Speaking at a meeting with heads of Turkish commerce at the presidential complex in Ankara, he said that the security forces continued to track FETO members inside state institutions and in the community at large.
“No doubt there is also a business side of this organization. That’s where they are perhaps the most powerful. No project can succeed without financing. We are determined to cut this bloody organization’s business connections and sources of income,” he said.
According to the Interior Ministry, almost 26,000 people have been arrested in Turkey during investigations into the coup attempt. Those arrested, as well as tens of thousands of public sector workers who have been suspended from their jobs, are suspected of having links to FETO, which the government says orchestrated the July 15 coup attempt.
Erdogan also called on citizens to report anyone suspected of being a FETO member or follower to the police.
The president said Fetullah Gulen’s books were full of inaccurate information and could not be considered as Islamic teaching books.
Fetullah Gulen’s books contain many elements that are incompatible with Islam, Erdogan said.
The president also called for reform of the judicial system.
“Turkey can no longer be governed by laws from the 1950s made after other coups,” he said.
The country accuses U.S.-based preacher Gulen of being the mastermind of the failed coup and has sent the U.S. two official requests for his extradition to face trial.
Gulen has lived in self-imposed exile in the U.S. since 1999 and he is also accused of leading the Fetullah Terrorist Organization.

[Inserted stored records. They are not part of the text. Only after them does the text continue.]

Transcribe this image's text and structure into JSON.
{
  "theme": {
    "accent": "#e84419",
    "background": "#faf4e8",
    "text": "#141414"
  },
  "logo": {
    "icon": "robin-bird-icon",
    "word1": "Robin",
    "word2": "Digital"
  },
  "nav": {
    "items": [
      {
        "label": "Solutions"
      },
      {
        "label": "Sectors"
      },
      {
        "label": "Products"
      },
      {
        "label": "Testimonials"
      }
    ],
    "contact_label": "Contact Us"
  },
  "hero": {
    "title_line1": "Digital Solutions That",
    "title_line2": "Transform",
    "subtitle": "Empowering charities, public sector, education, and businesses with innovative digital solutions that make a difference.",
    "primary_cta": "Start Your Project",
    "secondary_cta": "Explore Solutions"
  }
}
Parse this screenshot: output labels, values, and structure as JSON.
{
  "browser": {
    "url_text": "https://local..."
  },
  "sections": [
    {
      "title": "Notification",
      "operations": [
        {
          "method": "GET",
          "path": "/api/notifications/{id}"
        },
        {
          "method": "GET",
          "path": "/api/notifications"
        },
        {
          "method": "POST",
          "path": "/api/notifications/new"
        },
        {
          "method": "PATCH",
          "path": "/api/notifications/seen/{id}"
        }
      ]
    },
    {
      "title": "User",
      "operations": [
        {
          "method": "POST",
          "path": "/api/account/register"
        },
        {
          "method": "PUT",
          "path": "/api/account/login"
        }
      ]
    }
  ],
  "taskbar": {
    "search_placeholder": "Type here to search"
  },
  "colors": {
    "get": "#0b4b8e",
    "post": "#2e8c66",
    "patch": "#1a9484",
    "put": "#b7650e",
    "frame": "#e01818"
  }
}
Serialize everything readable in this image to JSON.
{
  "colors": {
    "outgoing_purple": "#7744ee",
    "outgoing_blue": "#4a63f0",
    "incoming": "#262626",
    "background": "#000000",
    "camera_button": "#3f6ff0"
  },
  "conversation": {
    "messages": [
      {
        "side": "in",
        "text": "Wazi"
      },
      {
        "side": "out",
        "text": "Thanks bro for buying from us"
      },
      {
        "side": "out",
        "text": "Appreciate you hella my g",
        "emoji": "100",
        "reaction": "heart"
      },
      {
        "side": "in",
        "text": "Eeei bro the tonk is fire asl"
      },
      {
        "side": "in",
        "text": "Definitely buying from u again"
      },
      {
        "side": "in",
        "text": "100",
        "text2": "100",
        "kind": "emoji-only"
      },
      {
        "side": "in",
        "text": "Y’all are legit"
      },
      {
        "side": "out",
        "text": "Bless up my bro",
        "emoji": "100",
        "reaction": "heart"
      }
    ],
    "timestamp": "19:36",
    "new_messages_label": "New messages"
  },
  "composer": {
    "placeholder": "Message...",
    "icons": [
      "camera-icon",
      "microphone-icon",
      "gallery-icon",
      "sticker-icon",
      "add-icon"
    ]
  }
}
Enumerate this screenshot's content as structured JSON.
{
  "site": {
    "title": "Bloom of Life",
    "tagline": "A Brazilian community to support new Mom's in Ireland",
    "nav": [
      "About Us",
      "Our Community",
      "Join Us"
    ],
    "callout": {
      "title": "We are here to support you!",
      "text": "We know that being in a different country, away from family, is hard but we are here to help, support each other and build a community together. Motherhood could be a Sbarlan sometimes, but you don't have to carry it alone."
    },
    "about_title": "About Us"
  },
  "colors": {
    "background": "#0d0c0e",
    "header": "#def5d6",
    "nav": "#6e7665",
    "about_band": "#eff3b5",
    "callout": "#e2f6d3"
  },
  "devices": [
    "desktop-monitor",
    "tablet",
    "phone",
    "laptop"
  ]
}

The coup attempt left 238 martyrs in its wake and nearly 2,200 others injured